THE LAW ENFORCEMENT USE OF FORCE AGAINST MOVING VEHICLES
The use of force against a driver or occupant of a moving vehicle by a law enforcement officer has been a source of public criticism and, in some cases, results in the criminal prosecution of the officer. Some law enforcement executives responded by implementing policy against this specific use of force. The Police Executive Research Forum (PERF) suggested law enforcement agencies adopt a policy that maintains a “strict[ly] prohibition” against shooting at someone in a vehicle unless the person in the vehicle is using or threatening deadly force with something other than the vehicle itself (#8). The policy suggestion did not discuss the potential lethality, or lack of, associated with a moving vehicle.
In the period following the policy suggestions and adoption, terrorists and other active killers began to increase the use of motor vehicles in their attacks. It is unknown if the adopted or suggested PERF policies considered such vehicle criminal/terrorist applications in their suggestions, and/or if a revision is planned by PERF or any agencies adopting a similar policy. It is also unknown if any of the law enforcement executives and/or PERF regarded any human performance conditions in their proposals or have incorporated the necessary training to address a moving vehicle threat in support of their policy.
“. . . people will act to save themselves regardless of imposed policies, so any rule that attempts to transcend a person’s legitimate right to protect their own life will be immediately disregarded and is doomed from the onset.” –Sid Heal
In addition to the expected human performance conditions (startle reactions, stress responses, orienting/decision-making, etc.), a law enforcement officer may also experience perceptual conditions referred to as “looming” and/or “lateral compression”.
THE LOOMING PERCEPTION OF MOVING VEHICLES
As an object (vehicle) approaches a human subject (observer) directly, that object begins to fill the observer’s visual field symmetrically and exponentially as the object closes the distance between itself and the observer. At short distances, the vehicle image growth expansion rate perceptually explodes. As the object-observer distance closes by one half, the object image size doubles. When that distance is reduced in half again, the image size doubles in half the time. Though the looming principle is associated with moving objects in general, a robust finding relating to motor vehicles is understood.
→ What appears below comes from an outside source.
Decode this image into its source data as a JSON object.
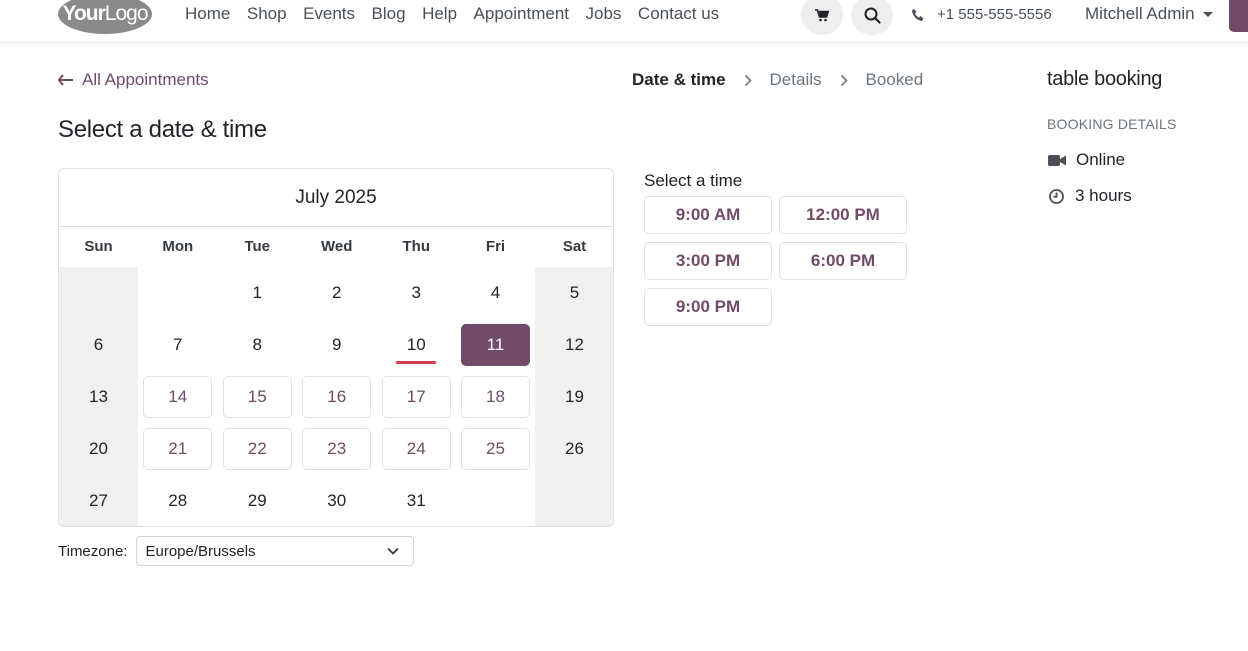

One researcher summarized “looming” as, “In simple terms, the image of the object grows on the viewer's retina (Lawrence, C., 2014).”
As a moving vehicle travels directly towards an observer, perhaps a law enforcement officer, the observer begins to not only perceive the vehicle as a potential lethal threat, but also moving more quickly towards them than it may be in reality (Vagnoni, Lourenco, & Longo, 2012). This perception may then influence decision-making (the lethality potential and the timing required to take action and respond). Perception may also vary between individuals, including witnesses and other law enforcement officers, who may also be present in the general area but not on the observing law enforcement officer’s identical plane of view. As a result of the varied perception, they may not make the same decisions, use the same force, or view the potential threat similarly.
Should the scientific method be employed when objectively analyzing a law enforcement use of force? Why, or why not?
Can a written policy override a sympathetic nervous system response? Why, or why not?
Are trained law enforcement officers subject to the same human performance conditions as an untrained person?
Should physiological functions be regarded when objectively analyzing a use of force for reasonableness? Why, or why not?
How should an investigator view varied witness accounts when analyzing a law enforcement use of force for reasonableness?
Lawrence, C. (2014). Force Science Institute.
Vagnoni, Lourenco, & Longo (2012). Threat modulates perception of looming visual stimuli. Current Biology, Vol. 22, No. 19, R826.